* **PROBLEM**: Give each record below again, without a single difference.

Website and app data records
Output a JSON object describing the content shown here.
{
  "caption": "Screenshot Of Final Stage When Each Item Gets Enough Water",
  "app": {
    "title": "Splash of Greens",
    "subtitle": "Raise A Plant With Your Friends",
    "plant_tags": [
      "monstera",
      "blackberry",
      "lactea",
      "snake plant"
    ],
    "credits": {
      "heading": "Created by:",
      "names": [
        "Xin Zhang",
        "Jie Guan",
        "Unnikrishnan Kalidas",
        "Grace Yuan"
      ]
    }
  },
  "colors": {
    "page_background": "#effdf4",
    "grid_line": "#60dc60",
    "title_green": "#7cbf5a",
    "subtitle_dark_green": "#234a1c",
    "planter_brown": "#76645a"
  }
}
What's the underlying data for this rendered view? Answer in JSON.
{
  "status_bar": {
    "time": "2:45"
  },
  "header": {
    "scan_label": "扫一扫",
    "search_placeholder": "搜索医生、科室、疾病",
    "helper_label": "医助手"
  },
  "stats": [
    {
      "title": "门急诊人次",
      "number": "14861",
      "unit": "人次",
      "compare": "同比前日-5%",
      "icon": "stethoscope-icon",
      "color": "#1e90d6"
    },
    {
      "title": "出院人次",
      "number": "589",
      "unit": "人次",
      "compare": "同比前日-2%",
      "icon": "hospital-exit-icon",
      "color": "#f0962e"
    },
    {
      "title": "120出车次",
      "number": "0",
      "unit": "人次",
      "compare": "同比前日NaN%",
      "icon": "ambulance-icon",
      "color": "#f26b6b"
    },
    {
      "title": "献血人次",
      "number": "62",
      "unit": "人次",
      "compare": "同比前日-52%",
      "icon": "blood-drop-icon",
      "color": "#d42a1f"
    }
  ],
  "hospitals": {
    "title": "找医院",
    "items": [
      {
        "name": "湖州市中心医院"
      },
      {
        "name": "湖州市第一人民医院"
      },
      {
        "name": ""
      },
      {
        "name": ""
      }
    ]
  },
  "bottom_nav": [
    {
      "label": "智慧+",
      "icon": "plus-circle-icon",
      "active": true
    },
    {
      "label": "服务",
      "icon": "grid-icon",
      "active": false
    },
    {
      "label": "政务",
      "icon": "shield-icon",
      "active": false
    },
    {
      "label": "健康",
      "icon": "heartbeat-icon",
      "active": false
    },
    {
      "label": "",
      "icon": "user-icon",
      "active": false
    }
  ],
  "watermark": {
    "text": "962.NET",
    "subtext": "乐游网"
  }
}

* **RESULT**:
Output a JSON object describing the content shown here.
{
  "caption": "Screenshot Of Final Stage When Each Item Gets Enough Water",
  "app": {
    "title": "Splash of Greens",
    "subtitle": "Raise A Plant With Your Friends",
    "plant_tags": [
      "monstera",
      "blackberry",
      "lactea",
      "snake plant"
    ],
    "credits": {
      "heading": "Created by:",
      "names": [
        "Xin Zhang",
        "Jie Guan",
        "Unnikrishnan Kalidas",
        "Grace Yuan"
      ]
    }
  },
  "colors": {
    "page_background": "#effdf4",
    "grid_line": "#60dc60",
    "title_green": "#7cbf5a",
    "subtitle_dark_green": "#234a1c",
    "planter_brown": "#76645a"
  }
}
What's the underlying data for this rendered view? Answer in JSON.
{
  "status_bar": {
    "time": "2:45"
  },
  "header": {
    "scan_label": "扫一扫",
    "search_placeholder": "搜索医生、科室、疾病",
    "helper_label": "医助手"
  },
  "stats": [
    {
      "title": "门急诊人次",
      "number": "14861",
      "unit": "人次",
      "compare": "同比前日-5%",
      "icon": "stethoscope-icon",
      "color": "#1e90d6"
    },
    {
      "title": "出院人次",
      "number": "589",
      "unit": "人次",
      "compare": "同比前日-2%",
      "icon": "hospital-exit-icon",
      "color": "#f0962e"
    },
    {
      "title": "120出车次",
      "number": "0",
      "unit": "人次",
      "compare": "同比前日NaN%",
      "icon": "ambulance-icon",
      "color": "#f26b6b"
    },
    {
      "title": "献血人次",
      "number": "62",
      "unit": "人次",
      "compare": "同比前日-52%",
      "icon": "blood-drop-icon",
      "color": "#d42a1f"
    }
  ],
  "hospitals": {
    "title": "找医院",
    "items": [
      {
        "name": "湖州市中心医院"
      },
      {
        "name": "湖州市第一人民医院"
      },
      {
        "name": ""
      },
      {
        "name": ""
      }
    ]
  },
  "bottom_nav": [
    {
      "label": "智慧+",
      "icon": "plus-circle-icon",
      "active": true
    },
    {
      "label": "服务",
      "icon": "grid-icon",
      "active": false
    },
    {
      "label": "政务",
      "icon": "shield-icon",
      "active": false
    },
    {
      "label": "健康",
      "icon": "heartbeat-icon",
      "active": false
    },
    {
      "label": "",
      "icon": "user-icon",
      "active": false
    }
  ],
  "watermark": {
    "text": "962.NET",
    "subtext": "乐游网"
  }
}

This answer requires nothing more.